- **Task directions**: Within these entries, how many lines contain the word "text"? Answer with the number alone.

- **Stored data**:
+ + + + + + +
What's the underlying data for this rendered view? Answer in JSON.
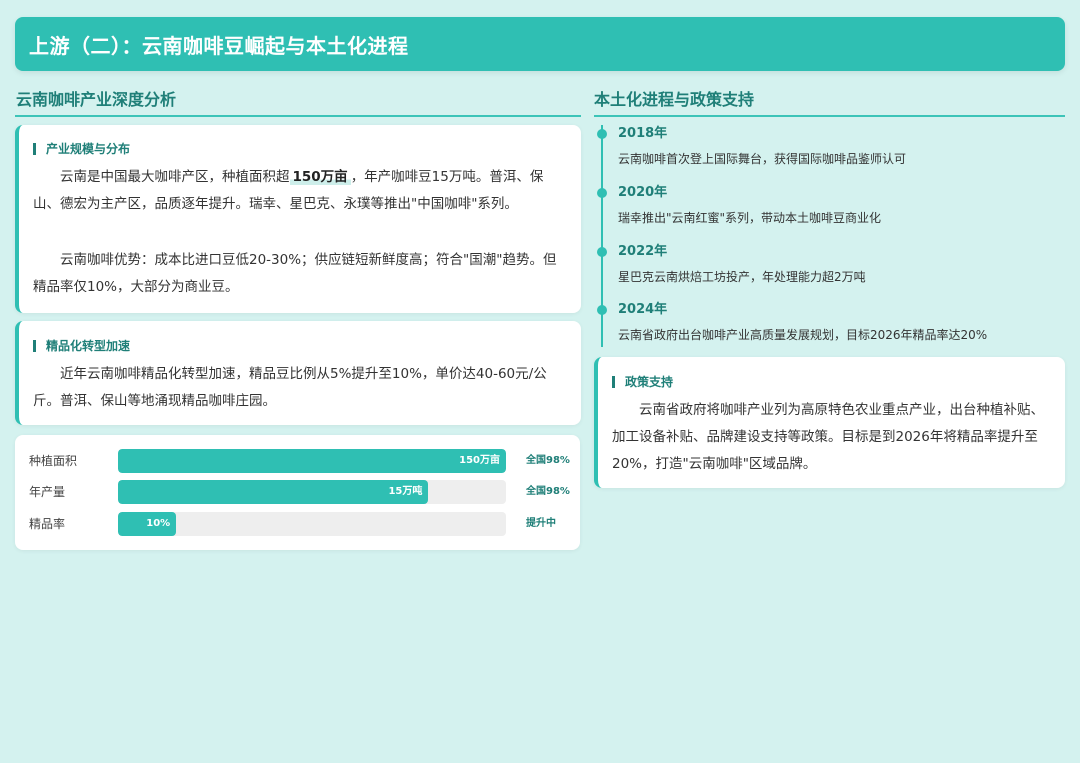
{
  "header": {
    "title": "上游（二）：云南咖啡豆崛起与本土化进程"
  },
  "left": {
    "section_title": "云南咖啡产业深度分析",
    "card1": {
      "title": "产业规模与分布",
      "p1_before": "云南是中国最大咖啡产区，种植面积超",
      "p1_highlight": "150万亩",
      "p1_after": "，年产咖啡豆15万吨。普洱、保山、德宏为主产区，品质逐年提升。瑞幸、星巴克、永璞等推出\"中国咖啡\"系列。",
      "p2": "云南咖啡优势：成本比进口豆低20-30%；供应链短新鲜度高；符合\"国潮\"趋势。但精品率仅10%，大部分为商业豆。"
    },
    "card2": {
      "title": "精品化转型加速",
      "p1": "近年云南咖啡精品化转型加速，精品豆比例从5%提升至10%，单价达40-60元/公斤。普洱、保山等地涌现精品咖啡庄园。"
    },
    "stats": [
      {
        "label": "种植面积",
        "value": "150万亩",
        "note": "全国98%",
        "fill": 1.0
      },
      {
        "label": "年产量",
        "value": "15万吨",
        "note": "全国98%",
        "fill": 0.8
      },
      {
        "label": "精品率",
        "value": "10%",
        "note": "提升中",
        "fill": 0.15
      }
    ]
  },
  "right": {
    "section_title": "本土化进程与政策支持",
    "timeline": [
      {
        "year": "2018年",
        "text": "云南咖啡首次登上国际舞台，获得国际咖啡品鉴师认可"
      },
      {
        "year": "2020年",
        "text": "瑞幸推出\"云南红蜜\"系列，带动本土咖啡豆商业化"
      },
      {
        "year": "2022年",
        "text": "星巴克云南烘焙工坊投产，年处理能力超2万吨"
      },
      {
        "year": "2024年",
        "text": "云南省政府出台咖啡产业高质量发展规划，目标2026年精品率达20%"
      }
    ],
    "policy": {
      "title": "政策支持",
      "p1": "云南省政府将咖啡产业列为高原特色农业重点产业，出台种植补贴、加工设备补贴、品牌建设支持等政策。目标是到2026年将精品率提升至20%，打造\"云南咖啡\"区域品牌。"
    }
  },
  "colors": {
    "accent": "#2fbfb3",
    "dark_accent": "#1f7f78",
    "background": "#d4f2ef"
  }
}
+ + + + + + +
- **Reply**: 4